Output the data below exactly, down to the last character.
#### Materials provided ####
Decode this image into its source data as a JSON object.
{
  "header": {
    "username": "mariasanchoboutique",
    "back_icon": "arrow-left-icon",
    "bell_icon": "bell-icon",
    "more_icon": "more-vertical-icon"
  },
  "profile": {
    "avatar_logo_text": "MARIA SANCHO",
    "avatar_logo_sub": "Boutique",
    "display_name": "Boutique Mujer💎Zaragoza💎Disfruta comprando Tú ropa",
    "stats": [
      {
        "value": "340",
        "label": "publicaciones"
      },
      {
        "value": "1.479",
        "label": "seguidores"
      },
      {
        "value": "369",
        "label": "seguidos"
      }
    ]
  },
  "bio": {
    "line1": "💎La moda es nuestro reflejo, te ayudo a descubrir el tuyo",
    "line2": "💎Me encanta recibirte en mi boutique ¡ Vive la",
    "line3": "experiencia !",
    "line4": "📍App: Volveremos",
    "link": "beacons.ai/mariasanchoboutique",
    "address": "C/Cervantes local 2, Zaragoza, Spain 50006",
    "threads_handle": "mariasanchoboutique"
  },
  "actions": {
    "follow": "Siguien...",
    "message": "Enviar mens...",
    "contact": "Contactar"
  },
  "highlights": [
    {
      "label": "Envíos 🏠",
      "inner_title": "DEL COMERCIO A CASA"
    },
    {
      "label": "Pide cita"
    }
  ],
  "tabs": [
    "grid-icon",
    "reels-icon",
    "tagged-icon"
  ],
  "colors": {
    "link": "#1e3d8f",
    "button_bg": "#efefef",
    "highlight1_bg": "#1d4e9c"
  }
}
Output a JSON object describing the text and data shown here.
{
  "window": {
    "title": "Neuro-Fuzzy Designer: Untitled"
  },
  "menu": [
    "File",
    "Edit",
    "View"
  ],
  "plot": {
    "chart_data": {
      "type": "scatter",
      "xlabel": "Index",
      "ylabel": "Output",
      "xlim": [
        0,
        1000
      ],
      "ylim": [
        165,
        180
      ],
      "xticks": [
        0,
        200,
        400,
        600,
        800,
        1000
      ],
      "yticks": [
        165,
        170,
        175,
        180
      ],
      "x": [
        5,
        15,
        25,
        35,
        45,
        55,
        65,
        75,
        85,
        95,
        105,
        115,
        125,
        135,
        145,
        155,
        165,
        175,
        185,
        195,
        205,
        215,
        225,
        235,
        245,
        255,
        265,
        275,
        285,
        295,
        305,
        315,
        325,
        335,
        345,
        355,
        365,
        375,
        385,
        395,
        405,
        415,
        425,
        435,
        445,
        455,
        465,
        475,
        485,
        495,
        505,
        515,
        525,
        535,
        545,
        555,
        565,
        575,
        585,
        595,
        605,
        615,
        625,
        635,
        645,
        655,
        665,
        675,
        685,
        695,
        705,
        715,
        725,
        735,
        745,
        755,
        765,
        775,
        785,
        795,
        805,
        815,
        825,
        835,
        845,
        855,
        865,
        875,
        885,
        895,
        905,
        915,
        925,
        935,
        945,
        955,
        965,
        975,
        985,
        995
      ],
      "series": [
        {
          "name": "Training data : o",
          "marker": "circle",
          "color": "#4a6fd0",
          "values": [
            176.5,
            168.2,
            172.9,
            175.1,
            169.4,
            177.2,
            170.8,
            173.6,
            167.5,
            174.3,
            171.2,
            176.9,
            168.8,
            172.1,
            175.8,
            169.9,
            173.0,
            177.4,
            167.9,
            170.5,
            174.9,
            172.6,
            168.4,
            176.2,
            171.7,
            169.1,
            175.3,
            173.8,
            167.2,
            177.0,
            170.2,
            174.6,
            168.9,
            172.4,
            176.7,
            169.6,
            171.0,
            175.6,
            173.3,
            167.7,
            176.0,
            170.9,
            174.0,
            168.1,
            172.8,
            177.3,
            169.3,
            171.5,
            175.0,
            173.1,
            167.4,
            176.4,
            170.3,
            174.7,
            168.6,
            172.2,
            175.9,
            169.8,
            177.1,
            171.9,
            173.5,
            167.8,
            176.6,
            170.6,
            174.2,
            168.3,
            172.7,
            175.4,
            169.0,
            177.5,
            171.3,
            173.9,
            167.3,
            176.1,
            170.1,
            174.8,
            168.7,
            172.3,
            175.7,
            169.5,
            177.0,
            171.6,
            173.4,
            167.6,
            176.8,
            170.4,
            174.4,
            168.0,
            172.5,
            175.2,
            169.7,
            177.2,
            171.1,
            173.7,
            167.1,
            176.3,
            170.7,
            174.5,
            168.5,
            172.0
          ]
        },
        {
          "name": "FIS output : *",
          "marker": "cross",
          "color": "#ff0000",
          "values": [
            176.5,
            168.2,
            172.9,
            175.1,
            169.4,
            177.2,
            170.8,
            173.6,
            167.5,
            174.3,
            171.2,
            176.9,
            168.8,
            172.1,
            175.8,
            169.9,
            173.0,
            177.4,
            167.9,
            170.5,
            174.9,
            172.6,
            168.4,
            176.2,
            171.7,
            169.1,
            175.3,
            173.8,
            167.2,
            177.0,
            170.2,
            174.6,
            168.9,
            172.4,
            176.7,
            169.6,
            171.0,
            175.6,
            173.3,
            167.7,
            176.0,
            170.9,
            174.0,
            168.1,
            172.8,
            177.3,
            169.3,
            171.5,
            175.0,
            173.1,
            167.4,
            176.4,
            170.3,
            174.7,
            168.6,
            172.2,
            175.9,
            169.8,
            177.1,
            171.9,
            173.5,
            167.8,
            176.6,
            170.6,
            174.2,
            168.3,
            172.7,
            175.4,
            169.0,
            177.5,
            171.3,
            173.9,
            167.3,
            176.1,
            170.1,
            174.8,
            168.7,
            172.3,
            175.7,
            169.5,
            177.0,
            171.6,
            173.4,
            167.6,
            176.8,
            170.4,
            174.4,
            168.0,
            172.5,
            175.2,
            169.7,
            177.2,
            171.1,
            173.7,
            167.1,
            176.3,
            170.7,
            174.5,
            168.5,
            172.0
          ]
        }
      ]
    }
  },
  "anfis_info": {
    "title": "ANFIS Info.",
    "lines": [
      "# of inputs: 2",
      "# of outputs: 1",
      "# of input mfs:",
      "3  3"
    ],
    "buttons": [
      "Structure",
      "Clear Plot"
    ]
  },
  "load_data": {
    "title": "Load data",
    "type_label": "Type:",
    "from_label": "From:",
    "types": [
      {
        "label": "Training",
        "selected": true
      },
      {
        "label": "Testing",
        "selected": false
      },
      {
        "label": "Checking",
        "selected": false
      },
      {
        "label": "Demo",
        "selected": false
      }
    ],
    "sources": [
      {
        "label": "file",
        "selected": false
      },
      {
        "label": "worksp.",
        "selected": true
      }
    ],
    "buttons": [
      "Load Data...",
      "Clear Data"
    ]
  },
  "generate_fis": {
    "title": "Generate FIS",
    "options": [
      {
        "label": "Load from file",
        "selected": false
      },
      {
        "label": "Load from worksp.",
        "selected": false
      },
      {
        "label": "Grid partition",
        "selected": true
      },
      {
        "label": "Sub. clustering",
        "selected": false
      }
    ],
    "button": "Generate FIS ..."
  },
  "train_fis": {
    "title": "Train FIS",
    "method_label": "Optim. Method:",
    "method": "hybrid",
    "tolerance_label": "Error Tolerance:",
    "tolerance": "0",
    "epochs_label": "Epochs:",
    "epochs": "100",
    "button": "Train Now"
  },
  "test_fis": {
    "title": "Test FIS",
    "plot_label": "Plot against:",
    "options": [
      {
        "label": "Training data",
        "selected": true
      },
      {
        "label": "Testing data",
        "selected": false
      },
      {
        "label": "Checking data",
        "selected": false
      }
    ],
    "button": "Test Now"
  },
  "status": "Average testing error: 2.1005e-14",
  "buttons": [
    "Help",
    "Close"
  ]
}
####
▸ Solution below:
Decode this image into its source data as a JSON object.
{
  "header": {
    "username": "mariasanchoboutique",
    "back_icon": "arrow-left-icon",
    "bell_icon": "bell-icon",
    "more_icon": "more-vertical-icon"
  },
  "profile": {
    "avatar_logo_text": "MARIA SANCHO",
    "avatar_logo_sub": "Boutique",
    "display_name": "Boutique Mujer💎Zaragoza💎Disfruta comprando Tú ropa",
    "stats": [
      {
        "value": "340",
        "label": "publicaciones"
      },
      {
        "value": "1.479",
        "label": "seguidores"
      },
      {
        "value": "369",
        "label": "seguidos"
      }
    ]
  },
  "bio": {
    "line1": "💎La moda es nuestro reflejo, te ayudo a descubrir el tuyo",
    "line2": "💎Me encanta recibirte en mi boutique ¡ Vive la",
    "line3": "experiencia !",
    "line4": "📍App: Volveremos",
    "link": "beacons.ai/mariasanchoboutique",
    "address": "C/Cervantes local 2, Zaragoza, Spain 50006",
    "threads_handle": "mariasanchoboutique"
  },
  "actions": {
    "follow": "Siguien...",
    "message": "Enviar mens...",
    "contact": "Contactar"
  },
  "highlights": [
    {
      "label": "Envíos 🏠",
      "inner_title": "DEL COMERCIO A CASA"
    },
    {
      "label": "Pide cita"
    }
  ],
  "tabs": [
    "grid-icon",
    "reels-icon",
    "tagged-icon"
  ],
  "colors": {
    "link": "#1e3d8f",
    "button_bg": "#efefef",
    "highlight1_bg": "#1d4e9c"
  }
}
Output a JSON object describing the text and data shown here.
{
  "window": {
    "title": "Neuro-Fuzzy Designer: Untitled"
  },
  "menu": [
    "File",
    "Edit",
    "View"
  ],
  "plot": {
    "chart_data": {
      "type": "scatter",
      "xlabel": "Index",
      "ylabel": "Output",
      "xlim": [
        0,
        1000
      ],
      "ylim": [
        165,
        180
      ],
      "xticks": [
        0,
        200,
        400,
        600,
        800,
        1000
      ],
      "yticks": [
        165,
        170,
        175,
        180
      ],
      "x": [
        5,
        15,
        25,
        35,
        45,
        55,
        65,
        75,
        85,
        95,
        105,
        115,
        125,
        135,
        145,
        155,
        165,
        175,
        185,
        195,
        205,
        215,
        225,
        235,
        245,
        255,
        265,
        275,
        285,
        295,
        305,
        315,
        325,
        335,
        345,
        355,
        365,
        375,
        385,
        395,
        405,
        415,
        425,
        435,
        445,
        455,
        465,
        475,
        485,
        495,
        505,
        515,
        525,
        535,
        545,
        555,
        565,
        575,
        585,
        595,
        605,
        615,
        625,
        635,
        645,
        655,
        665,
        675,
        685,
        695,
        705,
        715,
        725,
        735,
        745,
        755,
        765,
        775,
        785,
        795,
        805,
        815,
        825,
        835,
        845,
        855,
        865,
        875,
        885,
        895,
        905,
        915,
        925,
        935,
        945,
        955,
        965,
        975,
        985,
        995
      ],
      "series": [
        {
          "name": "Training data : o",
          "marker": "circle",
          "color": "#4a6fd0",
          "values": [
            176.5,
            168.2,
            172.9,
            175.1,
            169.4,
            177.2,
            170.8,
            173.6,
            167.5,
            174.3,
            171.2,
            176.9,
            168.8,
            172.1,
            175.8,
            169.9,
            173.0,
            177.4,
            167.9,
            170.5,
            174.9,
            172.6,
            168.4,
            176.2,
            171.7,
            169.1,
            175.3,
            173.8,
            167.2,
            177.0,
            170.2,
            174.6,
            168.9,
            172.4,
            176.7,
            169.6,
            171.0,
            175.6,
            173.3,
            167.7,
            176.0,
            170.9,
            174.0,
            168.1,
            172.8,
            177.3,
            169.3,
            171.5,
            175.0,
            173.1,
            167.4,
            176.4,
            170.3,
            174.7,
            168.6,
            172.2,
            175.9,
            169.8,
            177.1,
            171.9,
            173.5,
            167.8,
            176.6,
            170.6,
            174.2,
            168.3,
            172.7,
            175.4,
            169.0,
            177.5,
            171.3,
            173.9,
            167.3,
            176.1,
            170.1,
            174.8,
            168.7,
            172.3,
            175.7,
            169.5,
            177.0,
            171.6,
            173.4,
            167.6,
            176.8,
            170.4,
            174.4,
            168.0,
            172.5,
            175.2,
            169.7,
            177.2,
            171.1,
            173.7,
            167.1,
            176.3,
            170.7,
            174.5,
            168.5,
            172.0
          ]
        },
        {
          "name": "FIS output : *",
          "marker": "cross",
          "color": "#ff0000",
          "values": [
            176.5,
            168.2,
            172.9,
            175.1,
            169.4,
            177.2,
            170.8,
            173.6,
            167.5,
            174.3,
            171.2,
            176.9,
            168.8,
            172.1,
            175.8,
            169.9,
            173.0,
            177.4,
            167.9,
            170.5,
            174.9,
            172.6,
            168.4,
            176.2,
            171.7,
            169.1,
            175.3,
            173.8,
            167.2,
            177.0,
            170.2,
            174.6,
            168.9,
            172.4,
            176.7,
            169.6,
            171.0,
            175.6,
            173.3,
            167.7,
            176.0,
            170.9,
            174.0,
            168.1,
            172.8,
            177.3,
            169.3,
            171.5,
            175.0,
            173.1,
            167.4,
            176.4,
            170.3,
            174.7,
            168.6,
            172.2,
            175.9,
            169.8,
            177.1,
            171.9,
            173.5,
            167.8,
            176.6,
            170.6,
            174.2,
            168.3,
            172.7,
            175.4,
            169.0,
            177.5,
            171.3,
            173.9,
            167.3,
            176.1,
            170.1,
            174.8,
            168.7,
            172.3,
            175.7,
            169.5,
            177.0,
            171.6,
            173.4,
            167.6,
            176.8,
            170.4,
            174.4,
            168.0,
            172.5,
            175.2,
            169.7,
            177.2,
            171.1,
            173.7,
            167.1,
            176.3,
            170.7,
            174.5,
            168.5,
            172.0
          ]
        }
      ]
    }
  },
  "anfis_info": {
    "title": "ANFIS Info.",
    "lines": [
      "# of inputs: 2",
      "# of outputs: 1",
      "# of input mfs:",
      "3  3"
    ],
    "buttons": [
      "Structure",
      "Clear Plot"
    ]
  },
  "load_data": {
    "title": "Load data",
    "type_label": "Type:",
    "from_label": "From:",
    "types": [
      {
        "label": "Training",
        "selected": true
      },
      {
        "label": "Testing",
        "selected": false
      },
      {
        "label": "Checking",
        "selected": false
      },
      {
        "label": "Demo",
        "selected": false
      }
    ],
    "sources": [
      {
        "label": "file",
        "selected": false
      },
      {
        "label": "worksp.",
        "selected": true
      }
    ],
    "buttons": [
      "Load Data...",
      "Clear Data"
    ]
  },
  "generate_fis": {
    "title": "Generate FIS",
    "options": [
      {
        "label": "Load from file",
        "selected": false
      },
      {
        "label": "Load from worksp.",
        "selected": false
      },
      {
        "label": "Grid partition",
        "selected": true
      },
      {
        "label": "Sub. clustering",
        "selected": false
      }
    ],
    "button": "Generate FIS ..."
  },
  "train_fis": {
    "title": "Train FIS",
    "method_label": "Optim. Method:",
    "method": "hybrid",
    "tolerance_label": "Error Tolerance:",
    "tolerance": "0",
    "epochs_label": "Epochs:",
    "epochs": "100",
    "button": "Train Now"
  },
  "test_fis": {
    "title": "Test FIS",
    "plot_label": "Plot against:",
    "options": [
      {
        "label": "Training data",
        "selected": true
      },
      {
        "label": "Testing data",
        "selected": false
      },
      {
        "label": "Checking data",
        "selected": false
      }
    ],
    "button": "Test Now"
  },
  "status": "Average testing error: 2.1005e-14",
  "buttons": [
    "Help",
    "Close"
  ]
}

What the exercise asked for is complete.